Stored data:

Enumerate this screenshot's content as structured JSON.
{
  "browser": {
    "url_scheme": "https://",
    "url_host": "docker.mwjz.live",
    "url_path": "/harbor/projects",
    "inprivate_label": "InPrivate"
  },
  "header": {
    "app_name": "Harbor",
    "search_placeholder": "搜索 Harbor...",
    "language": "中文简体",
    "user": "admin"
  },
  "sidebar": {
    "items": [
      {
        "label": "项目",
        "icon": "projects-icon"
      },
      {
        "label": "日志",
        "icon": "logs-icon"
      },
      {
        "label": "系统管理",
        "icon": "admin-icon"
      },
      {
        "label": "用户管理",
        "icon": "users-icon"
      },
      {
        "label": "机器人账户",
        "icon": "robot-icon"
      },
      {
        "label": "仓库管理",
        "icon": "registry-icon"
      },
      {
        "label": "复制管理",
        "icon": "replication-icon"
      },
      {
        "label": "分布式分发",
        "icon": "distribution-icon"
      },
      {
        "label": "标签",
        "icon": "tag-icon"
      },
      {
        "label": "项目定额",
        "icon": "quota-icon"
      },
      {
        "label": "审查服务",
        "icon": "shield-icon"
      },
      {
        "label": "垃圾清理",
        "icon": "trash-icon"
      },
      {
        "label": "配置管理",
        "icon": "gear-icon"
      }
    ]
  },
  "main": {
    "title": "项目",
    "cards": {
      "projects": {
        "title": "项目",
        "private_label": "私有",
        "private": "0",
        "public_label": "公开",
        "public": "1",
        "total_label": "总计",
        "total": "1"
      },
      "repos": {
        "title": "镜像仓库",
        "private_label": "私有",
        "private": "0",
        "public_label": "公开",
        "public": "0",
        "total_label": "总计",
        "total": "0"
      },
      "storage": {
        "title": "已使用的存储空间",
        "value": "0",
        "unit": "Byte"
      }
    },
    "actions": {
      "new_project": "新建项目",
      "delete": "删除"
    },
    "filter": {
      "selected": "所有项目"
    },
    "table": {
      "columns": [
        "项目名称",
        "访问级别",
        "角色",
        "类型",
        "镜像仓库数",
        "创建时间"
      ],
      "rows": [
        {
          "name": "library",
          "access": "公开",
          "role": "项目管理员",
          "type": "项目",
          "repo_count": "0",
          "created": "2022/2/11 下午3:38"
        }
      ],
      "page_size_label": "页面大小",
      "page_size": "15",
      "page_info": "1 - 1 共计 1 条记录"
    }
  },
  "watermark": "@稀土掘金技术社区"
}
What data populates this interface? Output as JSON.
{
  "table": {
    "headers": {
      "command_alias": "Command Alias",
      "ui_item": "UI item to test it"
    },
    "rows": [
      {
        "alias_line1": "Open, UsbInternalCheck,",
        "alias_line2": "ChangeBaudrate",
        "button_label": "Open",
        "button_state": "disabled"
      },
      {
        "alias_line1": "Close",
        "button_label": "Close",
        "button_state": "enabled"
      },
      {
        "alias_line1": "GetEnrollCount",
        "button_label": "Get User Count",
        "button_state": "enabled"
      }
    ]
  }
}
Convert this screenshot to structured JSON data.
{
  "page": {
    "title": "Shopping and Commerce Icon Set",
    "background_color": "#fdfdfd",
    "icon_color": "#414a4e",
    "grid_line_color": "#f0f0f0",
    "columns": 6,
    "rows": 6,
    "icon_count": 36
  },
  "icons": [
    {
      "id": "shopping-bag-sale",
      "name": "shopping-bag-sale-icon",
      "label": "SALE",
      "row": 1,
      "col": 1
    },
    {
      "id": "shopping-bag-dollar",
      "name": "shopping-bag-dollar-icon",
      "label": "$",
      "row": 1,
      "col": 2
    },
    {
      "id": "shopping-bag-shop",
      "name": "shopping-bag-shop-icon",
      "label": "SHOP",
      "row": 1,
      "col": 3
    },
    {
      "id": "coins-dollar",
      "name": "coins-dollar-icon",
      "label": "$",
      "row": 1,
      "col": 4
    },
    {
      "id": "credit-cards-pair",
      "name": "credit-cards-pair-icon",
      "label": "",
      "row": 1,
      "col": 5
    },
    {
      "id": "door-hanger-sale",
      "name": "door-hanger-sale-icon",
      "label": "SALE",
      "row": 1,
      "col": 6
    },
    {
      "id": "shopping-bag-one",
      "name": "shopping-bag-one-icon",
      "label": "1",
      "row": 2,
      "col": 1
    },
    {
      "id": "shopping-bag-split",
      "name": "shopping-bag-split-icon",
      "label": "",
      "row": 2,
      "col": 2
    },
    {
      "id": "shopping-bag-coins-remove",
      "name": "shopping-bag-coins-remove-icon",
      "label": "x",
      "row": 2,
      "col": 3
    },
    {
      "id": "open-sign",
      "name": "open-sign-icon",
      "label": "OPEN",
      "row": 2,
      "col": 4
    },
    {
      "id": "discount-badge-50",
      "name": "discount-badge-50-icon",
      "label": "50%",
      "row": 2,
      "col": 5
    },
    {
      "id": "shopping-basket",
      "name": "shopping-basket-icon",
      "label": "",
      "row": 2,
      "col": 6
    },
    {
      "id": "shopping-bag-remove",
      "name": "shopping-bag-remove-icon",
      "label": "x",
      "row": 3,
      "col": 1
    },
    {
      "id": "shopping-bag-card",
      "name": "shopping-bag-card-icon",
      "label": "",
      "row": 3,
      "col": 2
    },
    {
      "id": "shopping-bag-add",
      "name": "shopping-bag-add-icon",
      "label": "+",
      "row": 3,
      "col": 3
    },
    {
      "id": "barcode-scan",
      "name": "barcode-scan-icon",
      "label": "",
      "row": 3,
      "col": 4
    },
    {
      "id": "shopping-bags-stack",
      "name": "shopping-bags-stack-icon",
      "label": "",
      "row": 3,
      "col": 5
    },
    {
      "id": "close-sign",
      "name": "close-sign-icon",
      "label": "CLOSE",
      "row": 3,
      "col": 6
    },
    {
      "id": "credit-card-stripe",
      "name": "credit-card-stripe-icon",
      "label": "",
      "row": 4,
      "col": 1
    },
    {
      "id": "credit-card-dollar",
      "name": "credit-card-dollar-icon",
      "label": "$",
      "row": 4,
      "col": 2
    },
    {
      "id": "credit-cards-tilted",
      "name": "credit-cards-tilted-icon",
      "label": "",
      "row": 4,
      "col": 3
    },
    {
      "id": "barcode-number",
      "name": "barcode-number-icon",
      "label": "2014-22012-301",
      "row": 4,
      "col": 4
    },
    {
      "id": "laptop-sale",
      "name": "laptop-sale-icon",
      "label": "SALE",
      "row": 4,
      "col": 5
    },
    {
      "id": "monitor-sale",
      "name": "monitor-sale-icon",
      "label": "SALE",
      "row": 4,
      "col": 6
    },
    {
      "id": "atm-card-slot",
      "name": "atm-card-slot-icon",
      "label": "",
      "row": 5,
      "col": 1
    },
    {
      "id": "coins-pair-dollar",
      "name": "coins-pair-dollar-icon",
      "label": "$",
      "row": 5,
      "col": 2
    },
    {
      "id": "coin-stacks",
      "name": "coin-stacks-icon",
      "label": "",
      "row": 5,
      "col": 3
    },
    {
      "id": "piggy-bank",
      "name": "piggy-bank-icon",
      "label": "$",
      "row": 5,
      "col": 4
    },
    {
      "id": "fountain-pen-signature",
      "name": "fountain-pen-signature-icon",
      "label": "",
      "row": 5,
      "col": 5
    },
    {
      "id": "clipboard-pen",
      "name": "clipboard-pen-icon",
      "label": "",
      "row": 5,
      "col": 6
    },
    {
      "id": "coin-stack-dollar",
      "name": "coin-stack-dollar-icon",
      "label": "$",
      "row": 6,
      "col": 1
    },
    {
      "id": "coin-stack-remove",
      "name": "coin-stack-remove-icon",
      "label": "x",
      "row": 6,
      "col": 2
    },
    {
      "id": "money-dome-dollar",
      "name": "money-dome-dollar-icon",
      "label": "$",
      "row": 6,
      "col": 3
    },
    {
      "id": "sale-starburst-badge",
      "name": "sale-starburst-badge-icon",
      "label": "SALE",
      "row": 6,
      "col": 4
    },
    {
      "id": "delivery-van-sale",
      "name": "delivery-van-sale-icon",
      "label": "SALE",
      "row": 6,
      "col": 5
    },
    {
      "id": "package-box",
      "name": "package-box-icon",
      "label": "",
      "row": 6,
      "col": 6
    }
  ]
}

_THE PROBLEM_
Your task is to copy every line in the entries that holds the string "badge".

_RESPONSE_
      "id": "discount-badge-50",
      "name": "discount-badge-50-icon",
      "id": "sale-starburst-badge",
      "name": "sale-starburst-badge-icon",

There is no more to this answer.